Two major dignitaries arrived in Canada this week for what’s known as the Three Amigos Summit.
Mexican President Enrique Pena Nieto arrived on Monday and U.S. President Barack Obama joined Mr. Peña Nieto and Prime Minister Justin Trudeau on Wednesday to discuss issues such as climate change and free trade between the three countries.
The three-day agenda included two lavish dinners, and a lot of meetings.
Here’s a recap of what you missed this week:
THE SUMMIT AGENDA:
Monday: Arrival and meetings
Mr. Peña Nieto arrived in Quebec City yesterday, where he was greeted by Governor-General David Johnston.
THE CANADIAN PRESS/Clement Allardexican President also spoke with business groups in Toronto later in the day.
The Mexican President also spoke with business groups in Toronto.
An official dinner was held at Casa Loma with Mr. Trudeau and Ontario Premier Kathleen Wynne. Other notable guests included: Nelly Furtado, Ben Mulroney, and Edward Burtynsky.
- Read more about the guest list: Official dinner for Mexican president to include celebrities, prominent business figures as guests
Tuesday: A jog and a state dinner
Their day started with a jog in thigh-grazing shorts over the bridge from Ontario into Quebec.
Sean Kilpatrick/The Canadian Press
In between, the two leaders touted the value of globalization, praised each other’s virtues as leaders and rolled up their sleeves for an intimate chat with students.
THE CANADIAN PRESS/Justin Tang
Their day ended with an elegant state dinner at Rideau Hall.
The 106 guests included cabinet ministers, indigenous leaders and entrepreneurs.
THE CANADIAN PRESS/Fred Chartrand
The meal included smoked Rankin Inlet caribou and mint-dusted churros – not to mention red, white and sparkling wine.
See the full menu:
Wednesday: A historic address to Parliament
Mr. Obama arrived in Ottawa on Wednesday morning.
The three dignitaries spent the day at the National Gallery for bilateral meetings and a joint press conference.
Sean Kilpatrick/The Canadian Press
Climate change:Mr. Trudeau, Mr. Obama and Mr. Pena Nieto agreed to a trilateral energy and climate plan that sets new goals for emission reductions, and paves the way for joint development of low-carbon technologies and a dramatic increase of electricity exports from Canada.
They committed to a continent-wide goal of having 50 per cent of all electricity come from clean-energy sources by 2025, an increase from the current 37 per cent; a reduction in methane emissions from the oil and gas industry of 40 per cent to 45 per cent; and cuts in two other potent greenhouse gases.
They also agreed to work together on research and development projects aimed at commercializing clean technology, including demonstration projects in areas such as energy storage, and the capture of carbon dioxide for use as an industrial feedstock or for sequestration underground.
On Tuesday, Mr. Pena Nieto and Mr. Trudeau announced Mexico agreed to open its domestic market to all Canadian been products.
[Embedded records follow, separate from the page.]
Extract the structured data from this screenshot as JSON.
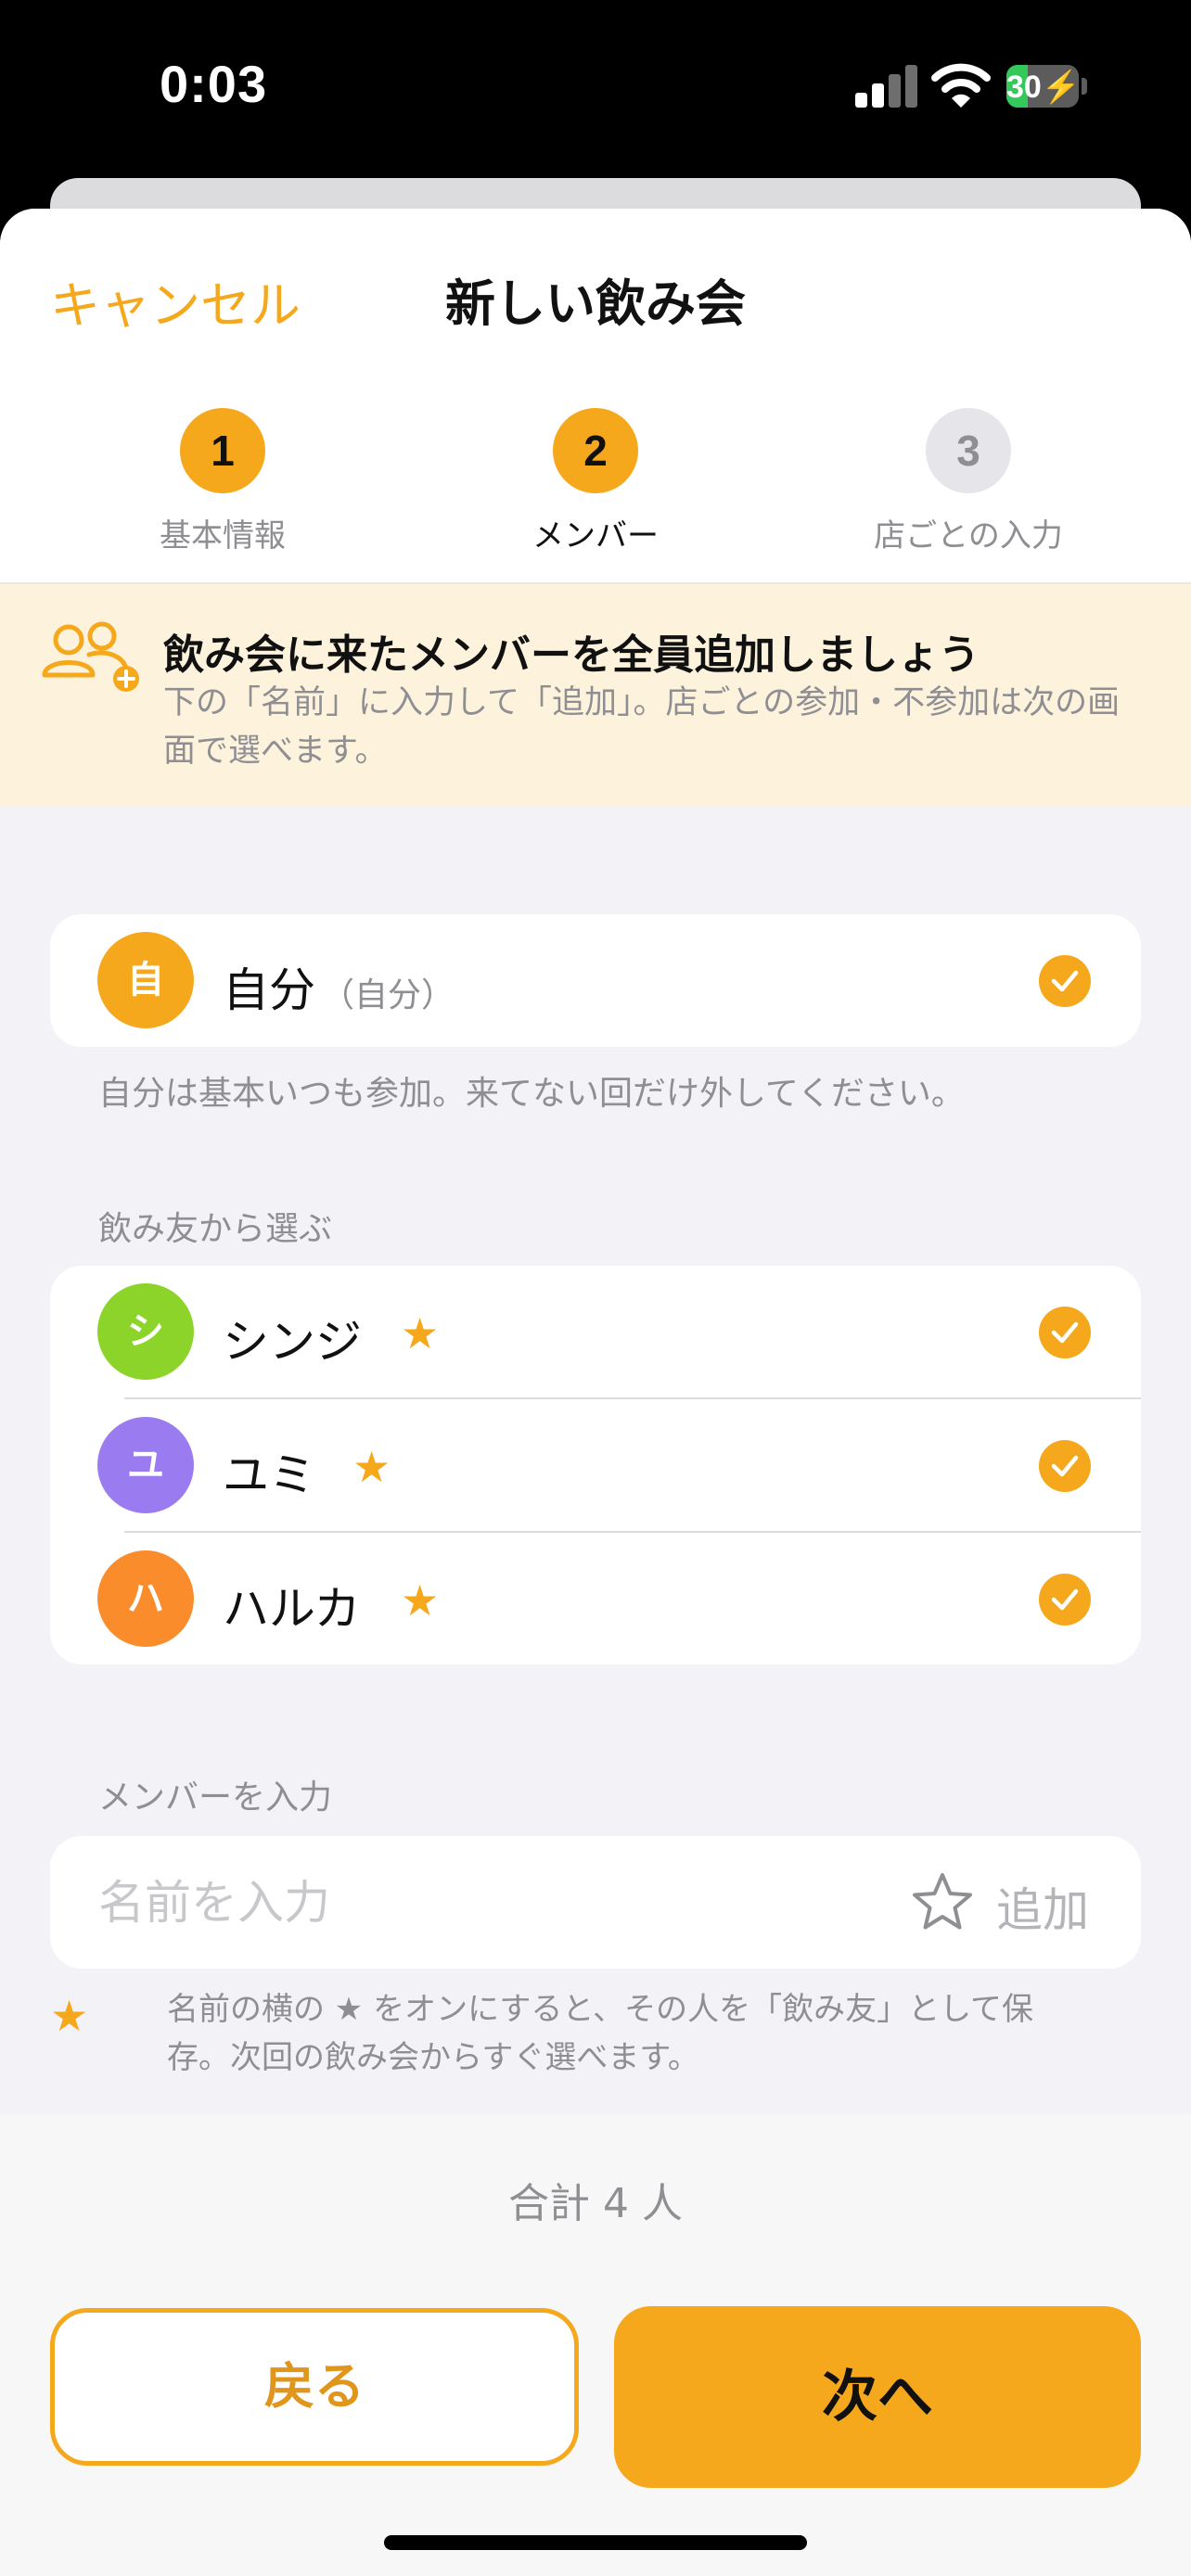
{
  "status_bar": {
    "time": "0:03",
    "battery": "30"
  },
  "nav": {
    "cancel_label": "キャンセル",
    "title": "新しい飲み会"
  },
  "steps": [
    {
      "number": "1",
      "label": "基本情報",
      "state": "done"
    },
    {
      "number": "2",
      "label": "メンバー",
      "state": "current"
    },
    {
      "number": "3",
      "label": "店ごとの入力",
      "state": "upcoming"
    }
  ],
  "banner": {
    "icon": "add-people-icon",
    "title": "飲み会に来たメンバーを全員追加しましょう",
    "text": "下の「名前」に入力して「追加」。店ごとの参加・不参加は次の画面で選べます。"
  },
  "self": {
    "initial": "自",
    "name": "自分",
    "tag": "（自分）",
    "checked": true,
    "color": "#f5a81c",
    "note": "自分は基本いつも参加。来てない回だけ外してください。"
  },
  "friends": {
    "section_label": "飲み友から選ぶ",
    "items": [
      {
        "initial": "シ",
        "name": "シンジ",
        "favorite": true,
        "checked": true,
        "color": "#8cd42a"
      },
      {
        "initial": "ユ",
        "name": "ユミ",
        "favorite": true,
        "checked": true,
        "color": "#9b7bf0"
      },
      {
        "initial": "ハ",
        "name": "ハルカ",
        "favorite": true,
        "checked": true,
        "color": "#fb8c2b"
      }
    ]
  },
  "member_input": {
    "section_label": "メンバーを入力",
    "placeholder": "名前を入力",
    "value": "",
    "star_on": false,
    "add_label": "追加",
    "hint": "名前の横の ★ をオンにすると、その人を「飲み友」として保存。次回の飲み会からすぐ選べます。"
  },
  "footer": {
    "total": "合計 4 人",
    "back_label": "戻る",
    "next_label": "次へ"
  },
  "colors": {
    "accent": "#f5a81c",
    "banner_bg": "#fdf2dc",
    "background": "#f2f2f7"
  }
}
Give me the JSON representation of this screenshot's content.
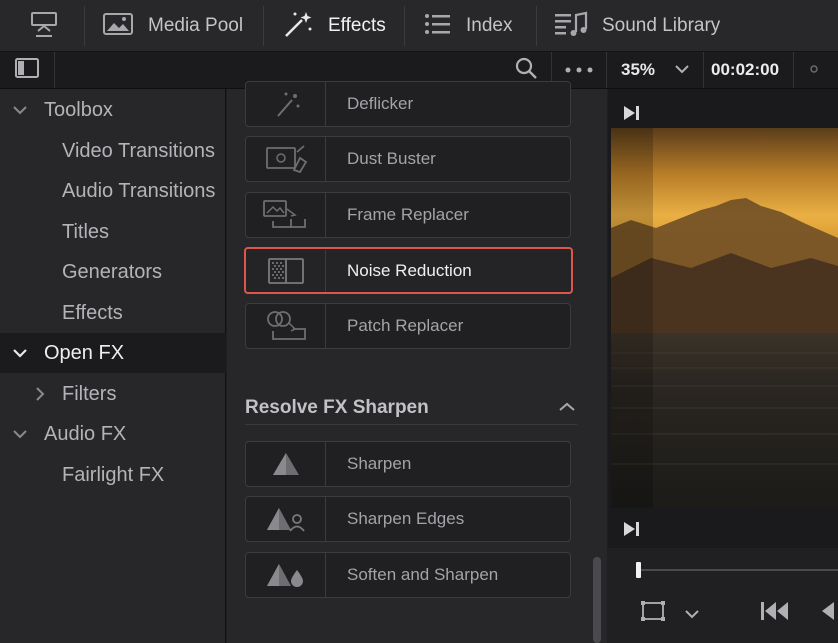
{
  "toolbar": {
    "media_pool": "Media Pool",
    "effects": "Effects",
    "index": "Index",
    "sound_library": "Sound Library"
  },
  "bar2": {
    "zoom": "35%",
    "timecode": "00:02:00"
  },
  "tree": {
    "toolbox": "Toolbox",
    "video_transitions": "Video Transitions",
    "audio_transitions": "Audio Transitions",
    "titles": "Titles",
    "generators": "Generators",
    "effects": "Effects",
    "open_fx": "Open FX",
    "filters": "Filters",
    "audio_fx": "Audio FX",
    "fairlight_fx": "Fairlight FX"
  },
  "list": {
    "items": [
      {
        "label": "Deflicker"
      },
      {
        "label": "Dust Buster"
      },
      {
        "label": "Frame Replacer"
      },
      {
        "label": "Noise Reduction"
      },
      {
        "label": "Patch Replacer"
      }
    ],
    "section_title": "Resolve FX Sharpen",
    "sharpen_items": [
      {
        "label": "Sharpen"
      },
      {
        "label": "Sharpen Edges"
      },
      {
        "label": "Soften and Sharpen"
      }
    ]
  },
  "colors": {
    "selection_outline": "#e0554a",
    "panel_bg": "#27272a"
  }
}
Mr. Trudeau rescinded visa restrictions on Mexican travelers, which has been a contentious issue since 2009, when they were imposed by the former Conservative government to curb the flow of bogus refugees.
HOW BREXIT CHANGED THE AGENDA:
Senior Canadian and Mexican officials told The Globe and Mail before the Summit that there would be little focus on free trade at the summit to avoid causing any political damage to Hillary Clinton, the presumptive Democratic nominee, who is battling anti-free trade presumptive Republican contender Donald Trump in the U.S. presidential election.
Mr. Trudeau told a news conference before the Brexit vote:
We are looking to align ourselves – the three partners in NAFTA – as closely as possible [on key issues] to demonstrate that in North America, we understand how creating growth that benefits our citizens and protecting the environment for future generations are not opposite goals but are very much complementary in the 21st century
But the shocking British vote to secede from the European Union has forced the leaders of Canada, the United States and Mexico to reassess the game plan for Wednesday’s North American Leaders’ Summit, to be held at the National Gallery of Canada in Ottawa, officials say.
“Obviously it is going to be a much bigger issue than had there been a Remain vote,” a senior Canadian official said on Sunday. “All three leaders, who have spoken on the phone, are all keen to express the sentiment that there is a part of the world that believes in openness and trade, and free exchange of people and goods.”